■ **Task**
All lines of the entries with "border" in them must be listed.

─── Dataset excerpts

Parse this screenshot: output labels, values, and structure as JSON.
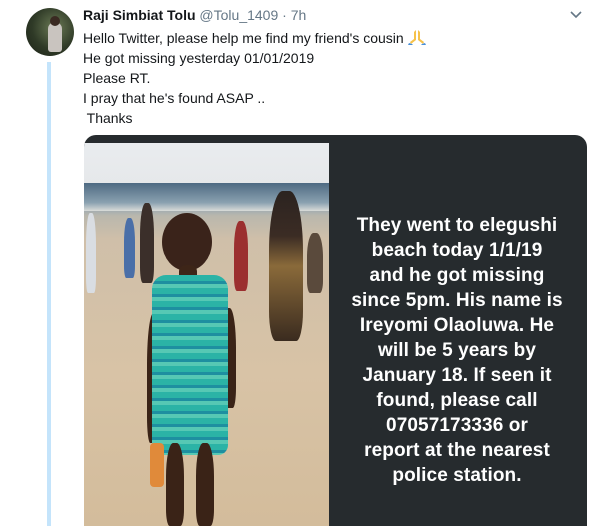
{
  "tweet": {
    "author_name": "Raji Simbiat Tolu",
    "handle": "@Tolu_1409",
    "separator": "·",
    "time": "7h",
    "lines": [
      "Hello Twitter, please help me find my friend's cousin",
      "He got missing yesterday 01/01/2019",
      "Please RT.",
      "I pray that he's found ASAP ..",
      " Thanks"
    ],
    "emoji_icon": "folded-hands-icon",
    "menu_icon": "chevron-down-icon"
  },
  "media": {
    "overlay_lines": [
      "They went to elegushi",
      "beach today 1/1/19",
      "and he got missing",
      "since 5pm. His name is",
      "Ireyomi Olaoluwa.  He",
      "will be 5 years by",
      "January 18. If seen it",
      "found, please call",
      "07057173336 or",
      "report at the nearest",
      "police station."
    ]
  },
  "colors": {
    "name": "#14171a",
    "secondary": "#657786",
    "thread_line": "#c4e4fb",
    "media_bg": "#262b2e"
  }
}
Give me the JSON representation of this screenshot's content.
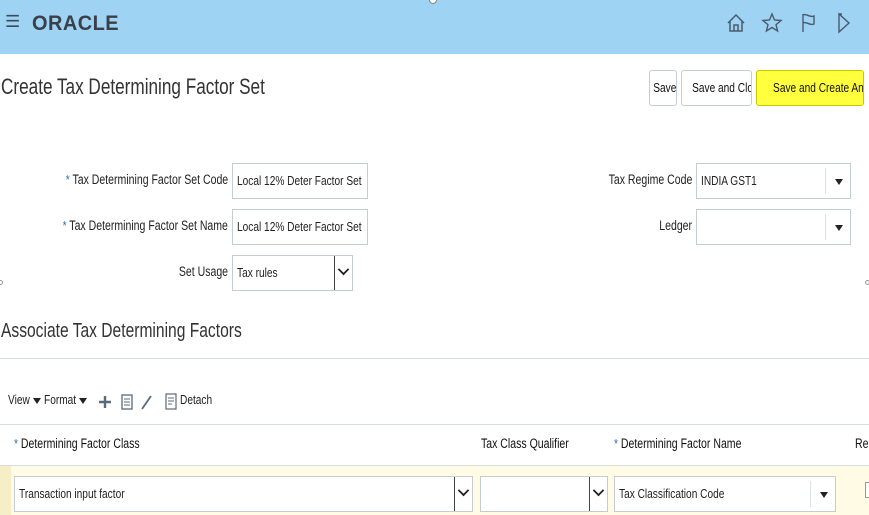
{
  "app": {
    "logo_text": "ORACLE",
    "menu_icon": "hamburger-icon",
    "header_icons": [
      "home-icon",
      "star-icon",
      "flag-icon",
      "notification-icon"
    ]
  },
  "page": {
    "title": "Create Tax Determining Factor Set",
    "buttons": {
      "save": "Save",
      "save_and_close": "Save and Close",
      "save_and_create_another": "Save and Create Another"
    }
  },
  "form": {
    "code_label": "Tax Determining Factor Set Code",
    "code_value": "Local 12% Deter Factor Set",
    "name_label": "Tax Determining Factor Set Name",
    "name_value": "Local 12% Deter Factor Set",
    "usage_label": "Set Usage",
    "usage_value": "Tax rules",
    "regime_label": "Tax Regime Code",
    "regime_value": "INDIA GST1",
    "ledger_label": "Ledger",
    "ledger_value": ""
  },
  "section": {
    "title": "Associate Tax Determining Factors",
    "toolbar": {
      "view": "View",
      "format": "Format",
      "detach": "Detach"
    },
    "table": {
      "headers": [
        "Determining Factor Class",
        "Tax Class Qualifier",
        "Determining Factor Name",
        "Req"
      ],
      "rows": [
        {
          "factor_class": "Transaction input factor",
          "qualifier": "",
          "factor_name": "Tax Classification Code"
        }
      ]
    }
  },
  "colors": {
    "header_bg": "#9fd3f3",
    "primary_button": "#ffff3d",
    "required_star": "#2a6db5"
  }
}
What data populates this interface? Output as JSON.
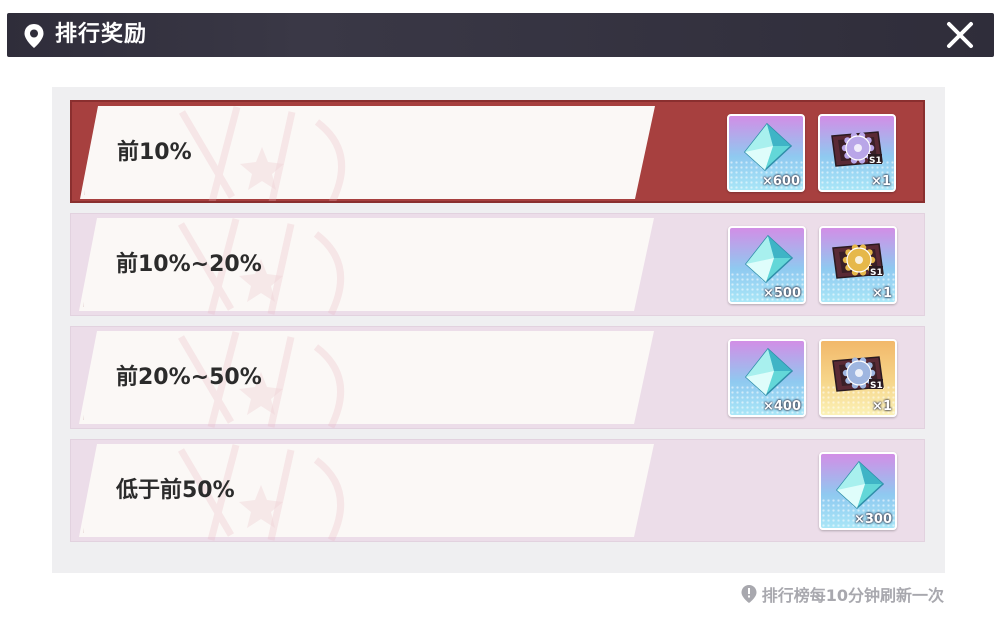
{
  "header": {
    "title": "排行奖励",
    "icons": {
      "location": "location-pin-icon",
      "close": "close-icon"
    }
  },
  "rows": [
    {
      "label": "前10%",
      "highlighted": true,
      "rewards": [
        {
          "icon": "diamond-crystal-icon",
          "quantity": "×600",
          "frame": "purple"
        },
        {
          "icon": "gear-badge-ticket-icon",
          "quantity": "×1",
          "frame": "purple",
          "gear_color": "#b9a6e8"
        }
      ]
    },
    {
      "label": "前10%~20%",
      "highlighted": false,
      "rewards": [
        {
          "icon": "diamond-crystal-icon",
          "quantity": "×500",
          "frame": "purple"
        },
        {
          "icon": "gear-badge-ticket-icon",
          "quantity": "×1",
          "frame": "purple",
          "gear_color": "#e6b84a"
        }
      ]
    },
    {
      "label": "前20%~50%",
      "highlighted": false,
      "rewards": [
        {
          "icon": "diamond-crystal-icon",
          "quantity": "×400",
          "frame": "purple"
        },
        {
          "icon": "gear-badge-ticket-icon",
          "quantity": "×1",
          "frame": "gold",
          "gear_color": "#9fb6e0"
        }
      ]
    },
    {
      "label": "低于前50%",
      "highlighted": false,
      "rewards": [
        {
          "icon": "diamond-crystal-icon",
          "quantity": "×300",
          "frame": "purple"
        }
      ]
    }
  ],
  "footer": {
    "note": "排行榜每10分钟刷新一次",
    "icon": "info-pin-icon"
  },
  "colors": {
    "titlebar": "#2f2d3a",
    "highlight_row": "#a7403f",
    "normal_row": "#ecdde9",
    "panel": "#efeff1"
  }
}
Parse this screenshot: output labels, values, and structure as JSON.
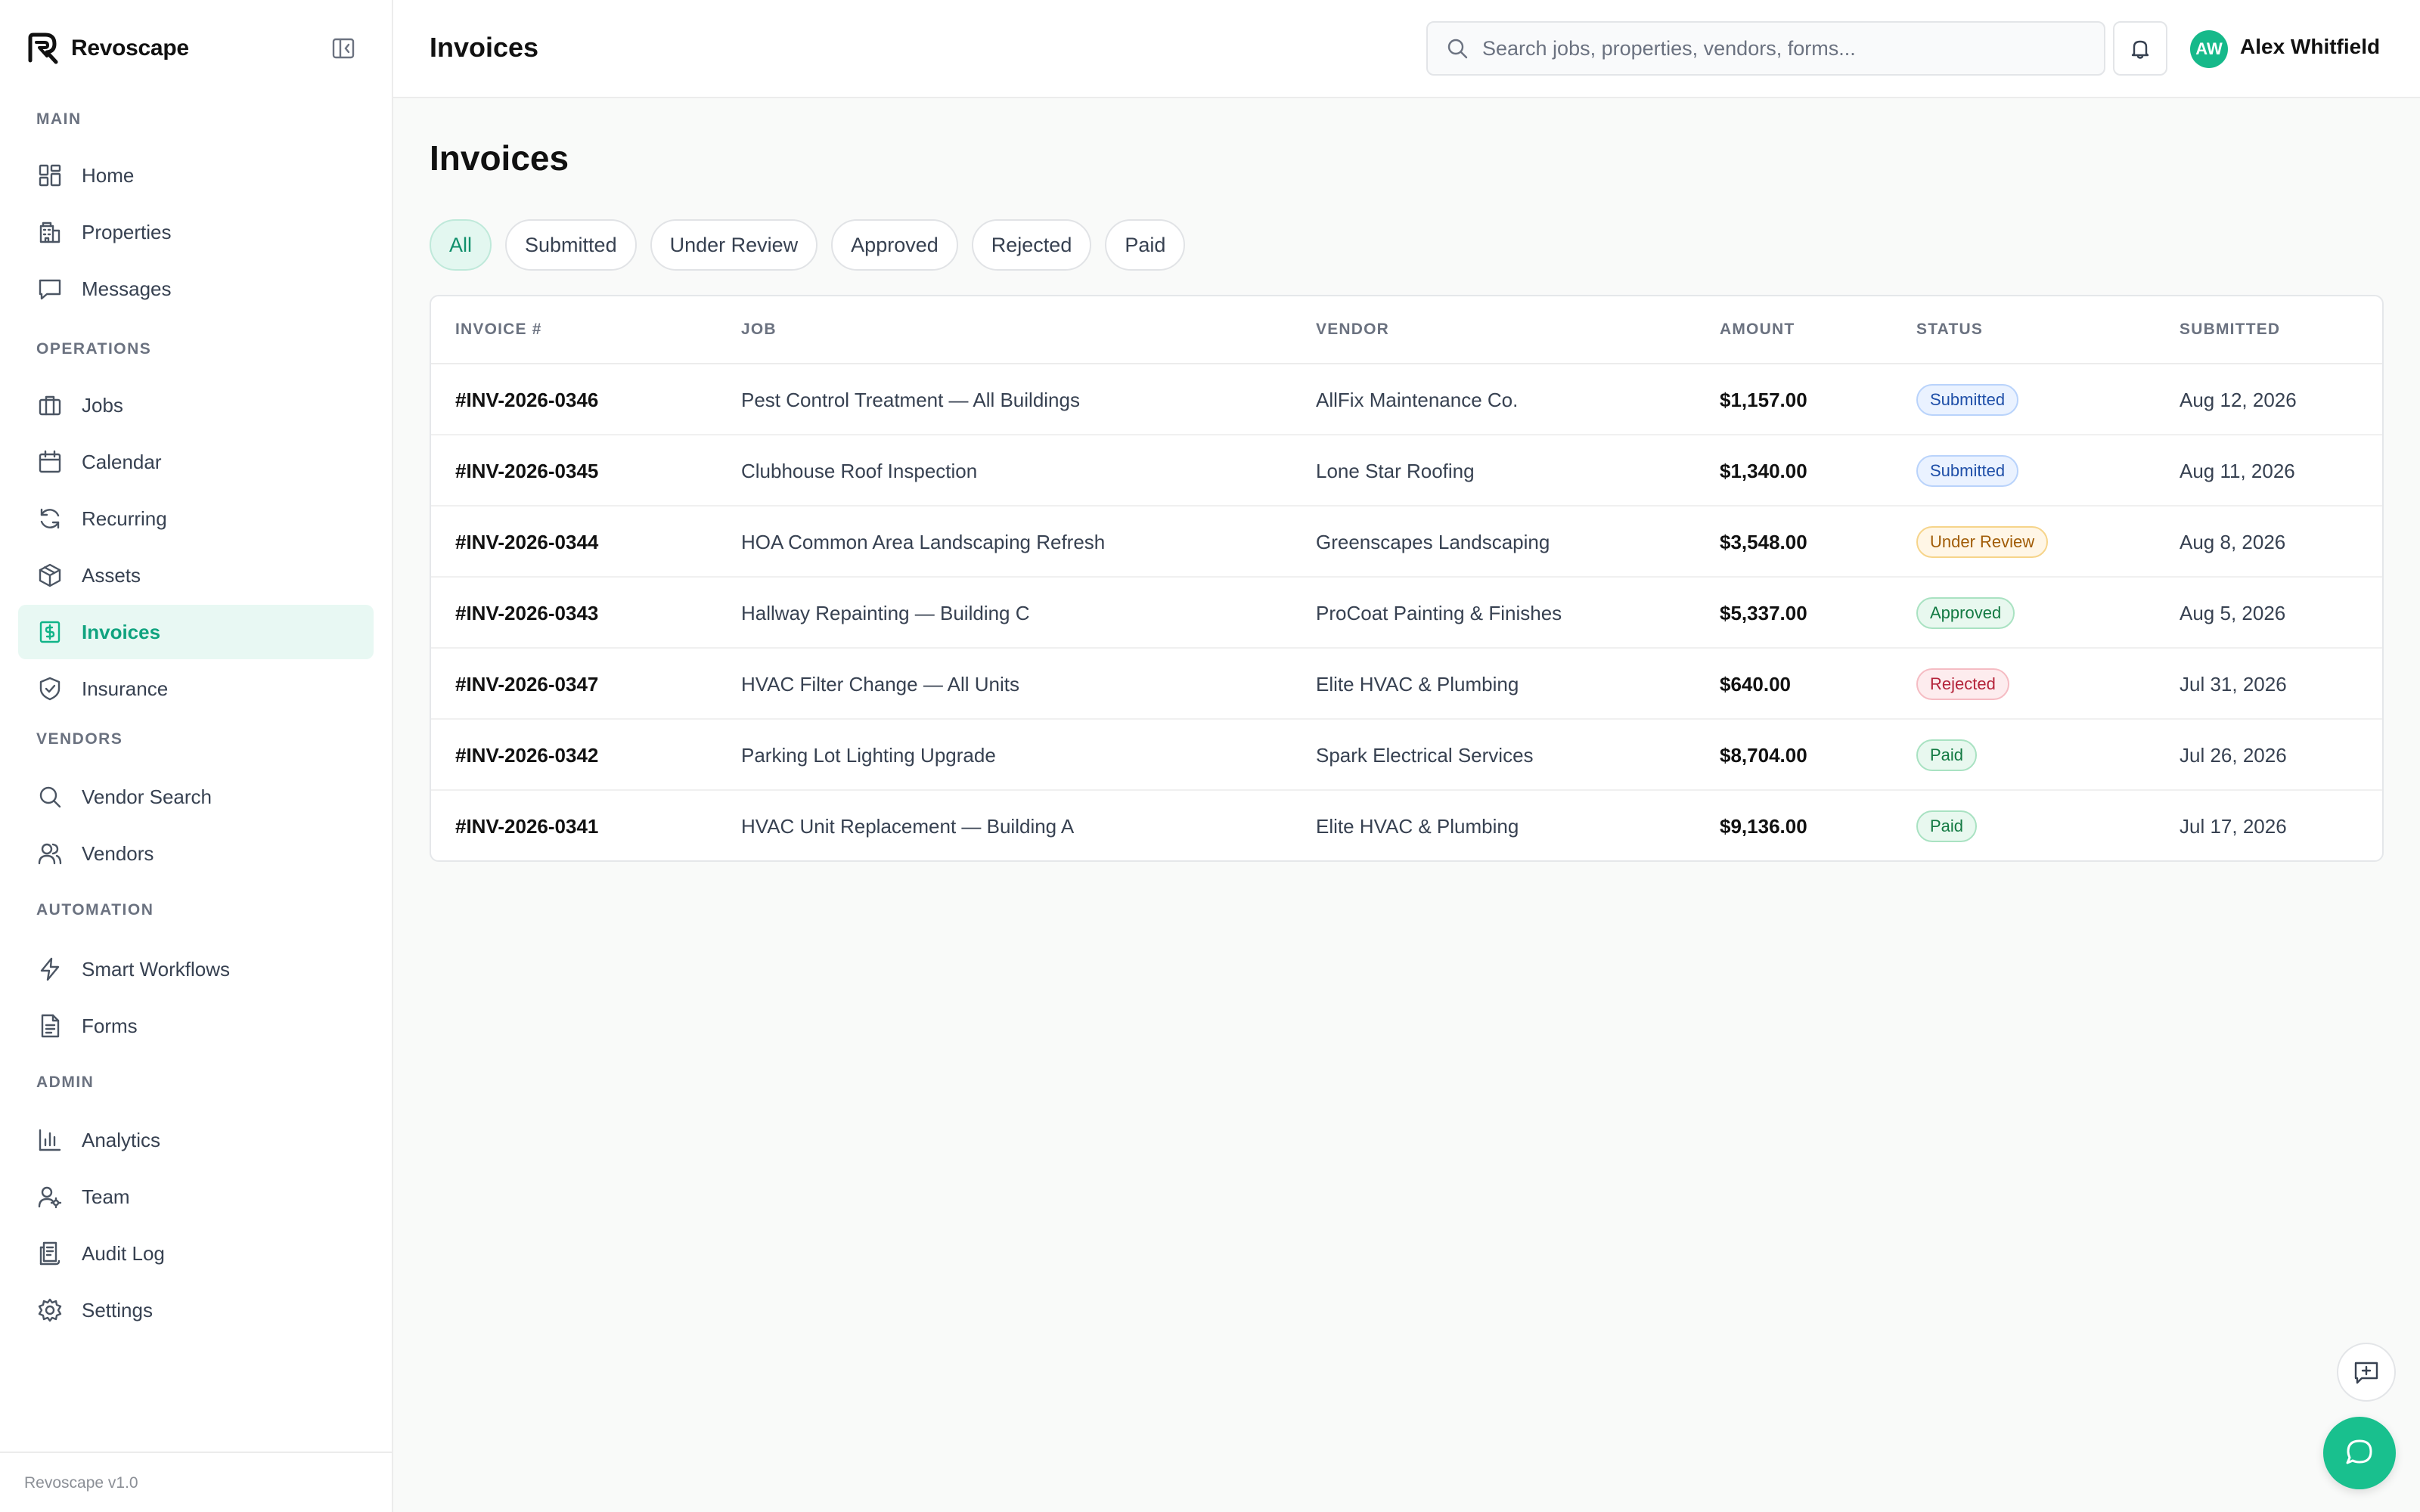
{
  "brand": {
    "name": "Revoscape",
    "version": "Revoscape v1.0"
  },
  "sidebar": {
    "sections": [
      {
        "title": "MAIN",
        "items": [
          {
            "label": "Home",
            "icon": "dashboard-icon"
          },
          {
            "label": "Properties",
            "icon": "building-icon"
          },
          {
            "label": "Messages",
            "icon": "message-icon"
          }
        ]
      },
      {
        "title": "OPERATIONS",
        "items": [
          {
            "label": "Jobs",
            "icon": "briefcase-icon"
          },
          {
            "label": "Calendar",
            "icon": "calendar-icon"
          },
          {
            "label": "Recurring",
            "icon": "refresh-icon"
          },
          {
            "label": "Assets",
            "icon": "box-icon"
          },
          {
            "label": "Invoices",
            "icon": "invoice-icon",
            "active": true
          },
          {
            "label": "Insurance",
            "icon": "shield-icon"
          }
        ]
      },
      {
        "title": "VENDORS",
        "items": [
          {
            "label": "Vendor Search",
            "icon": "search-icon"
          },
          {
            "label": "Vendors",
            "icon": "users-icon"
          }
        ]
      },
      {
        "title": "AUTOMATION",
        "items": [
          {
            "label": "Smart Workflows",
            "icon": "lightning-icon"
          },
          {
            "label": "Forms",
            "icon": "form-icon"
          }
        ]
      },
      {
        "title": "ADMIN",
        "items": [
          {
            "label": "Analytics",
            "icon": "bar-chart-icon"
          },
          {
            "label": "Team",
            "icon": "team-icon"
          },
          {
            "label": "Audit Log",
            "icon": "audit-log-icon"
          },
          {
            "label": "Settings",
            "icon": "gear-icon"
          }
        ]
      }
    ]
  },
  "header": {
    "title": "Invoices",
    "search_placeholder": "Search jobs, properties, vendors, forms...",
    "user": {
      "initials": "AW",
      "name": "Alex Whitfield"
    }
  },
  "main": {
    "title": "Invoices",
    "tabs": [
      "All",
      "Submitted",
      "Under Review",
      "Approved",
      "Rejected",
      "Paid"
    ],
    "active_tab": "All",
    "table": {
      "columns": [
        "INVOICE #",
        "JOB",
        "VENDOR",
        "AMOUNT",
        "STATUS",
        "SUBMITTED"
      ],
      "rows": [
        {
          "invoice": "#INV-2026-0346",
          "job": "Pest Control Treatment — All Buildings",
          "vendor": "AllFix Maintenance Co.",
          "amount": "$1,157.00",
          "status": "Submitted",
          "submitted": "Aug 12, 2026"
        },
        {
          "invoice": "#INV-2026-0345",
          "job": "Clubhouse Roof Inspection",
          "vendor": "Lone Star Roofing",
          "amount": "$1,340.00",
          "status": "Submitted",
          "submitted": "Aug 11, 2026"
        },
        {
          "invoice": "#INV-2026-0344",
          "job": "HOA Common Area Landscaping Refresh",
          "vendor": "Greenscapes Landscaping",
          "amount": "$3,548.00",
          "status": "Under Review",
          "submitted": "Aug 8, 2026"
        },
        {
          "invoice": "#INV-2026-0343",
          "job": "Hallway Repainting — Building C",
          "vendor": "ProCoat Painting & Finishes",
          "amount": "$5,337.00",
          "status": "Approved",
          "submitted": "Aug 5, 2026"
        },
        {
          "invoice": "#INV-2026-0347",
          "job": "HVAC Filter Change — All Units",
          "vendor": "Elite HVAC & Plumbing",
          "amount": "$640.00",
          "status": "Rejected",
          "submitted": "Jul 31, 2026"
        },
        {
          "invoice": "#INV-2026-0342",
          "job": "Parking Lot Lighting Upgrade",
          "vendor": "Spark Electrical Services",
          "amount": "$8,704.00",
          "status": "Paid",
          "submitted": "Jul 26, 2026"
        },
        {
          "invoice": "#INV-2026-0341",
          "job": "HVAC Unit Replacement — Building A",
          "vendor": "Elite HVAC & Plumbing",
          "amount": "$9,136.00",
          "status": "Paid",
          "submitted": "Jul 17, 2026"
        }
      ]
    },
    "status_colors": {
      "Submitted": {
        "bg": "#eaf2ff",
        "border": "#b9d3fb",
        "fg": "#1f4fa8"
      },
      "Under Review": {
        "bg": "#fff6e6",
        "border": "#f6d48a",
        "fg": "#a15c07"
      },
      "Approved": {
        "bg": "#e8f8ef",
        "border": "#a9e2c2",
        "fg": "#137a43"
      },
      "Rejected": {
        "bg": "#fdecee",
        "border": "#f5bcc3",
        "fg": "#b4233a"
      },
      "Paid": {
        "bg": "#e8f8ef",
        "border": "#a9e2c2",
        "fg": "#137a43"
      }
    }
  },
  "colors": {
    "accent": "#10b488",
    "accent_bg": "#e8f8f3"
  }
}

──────

■ **Reply to the exercise**
        "border": "#b9d3fb",
        "border": "#f6d48a",
        "border": "#a9e2c2",
        "border": "#f5bcc3",
        "border": "#a9e2c2",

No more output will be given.